Semmelhack adds, “Heels are just things. They can be given any meaning we decide they have.”
Gloria Feldt, co-founder and president of Take The Lead, writes that her favorite book as a child, The Wizard Of Oz, featured the main character, Dorothy, whose red shoes are key to the narrative.
Feldt writes, “I’ve often felt like the wizard. As a leader, I’m neither omniscient not omnipotent. Our job as leaders is to help others see their own power, courage, heart, brains, and ability to get back to Kansas when they want to. Still, Dorothy was so afraid of the wicked witch that she didn’t realize the slippers she wore had more power than the witch.”
Feldt continues, “’You’ve always had the power,” Glinda, the good witch tells Dorothy at the end of her journey. When Dorothy asks why Glinda didn’t tell her that before, Glinda replies that Dorothy wouldn’t have believed her — she had to find out for herself.”
She adds, “And like Dorothy, women today are on a heroine’s journey.
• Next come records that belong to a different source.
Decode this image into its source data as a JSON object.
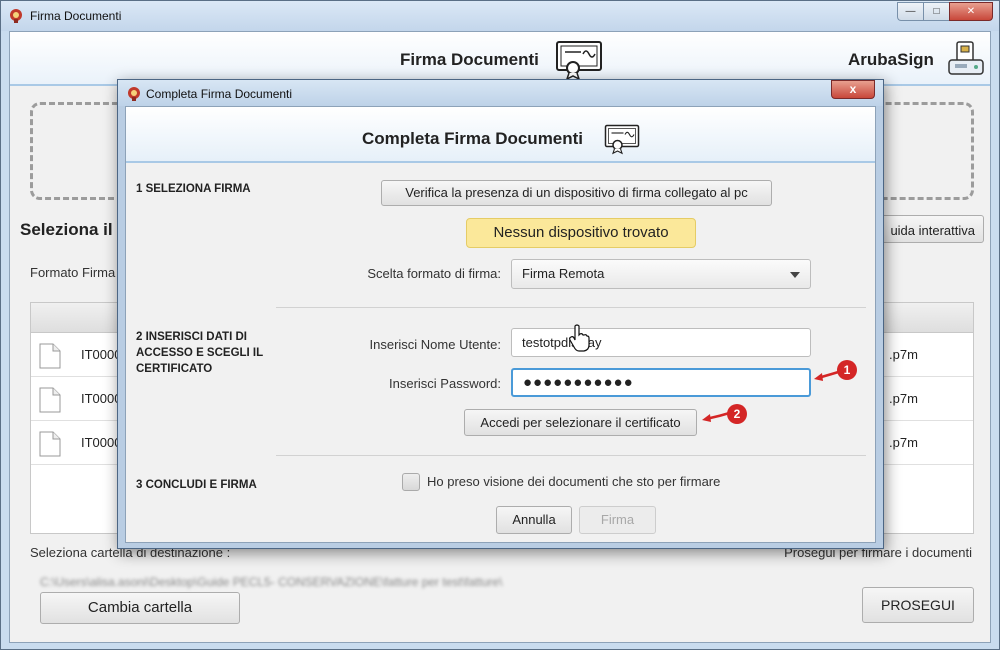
{
  "main_window": {
    "title": "Firma Documenti",
    "header_title": "Firma Documenti",
    "brand": "ArubaSign",
    "select_heading": "Seleziona il",
    "guide_button": "uida interattiva",
    "format_label": "Formato Firma",
    "documents": [
      {
        "name": "IT0000",
        "ext": ".p7m"
      },
      {
        "name": "IT0000",
        "ext": ".p7m"
      },
      {
        "name": "IT0000",
        "ext": ".p7m"
      }
    ],
    "destination_label": "Seleziona cartella di destinazione :",
    "next_label": "Prosegui per firmare i documenti",
    "path_text": "C:\\Users\\alisa.asoni\\Desktop\\Guide PECL5- CONSERVAZIONE\\fatture per test\\fatture\\",
    "change_folder_button": "Cambia cartella",
    "proceed_button": "PROSEGUI"
  },
  "dialog": {
    "title": "Completa Firma Documenti",
    "header_title": "Completa Firma Documenti",
    "close_glyph": "x",
    "steps": {
      "step1": "1 SELEZIONA FIRMA",
      "step2": "2 INSERISCI DATI DI ACCESSO E SCEGLI IL CERTIFICATO",
      "step3": "3 CONCLUDI E FIRMA"
    },
    "verify_button": "Verifica la presenza di un dispositivo di firma collegato al pc",
    "no_device_text": "Nessun dispositivo trovato",
    "format_label": "Scelta formato di firma:",
    "format_selected": "Firma Remota",
    "username_label": "Inserisci Nome Utente:",
    "username_value": "testotpdisplay",
    "password_label": "Inserisci Password:",
    "password_value": "●●●●●●●●●●●",
    "access_button": "Accedi per selezionare il certificato",
    "checkbox_label": "Ho preso visione dei documenti che sto per firmare",
    "cancel_button": "Annulla",
    "sign_button": "Firma"
  },
  "annotations": {
    "badge1": "1",
    "badge2": "2",
    "color": "#d42626"
  },
  "icons": [
    "app-icon",
    "certificate-icon",
    "smartcard-reader-icon",
    "file-icon",
    "hand-cursor-icon"
  ]
}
Our quest is for self-determination, equality, parity, personhood, respect, and what I call the Power TO. We are challenged to pull back the curtain on broken political systems and dysfunctional workplaces and create a new power paradigm.”
And we can do that in whatever shoes we see fit—high heels or not.
About the Author
Michele Weldon is editorial director of Take The Lead, an award-winning author, journalist, emerita faculty in journalism at Northwestern University and a senior leader with The OpEd Project. @micheleweldon www.micheleweldon.com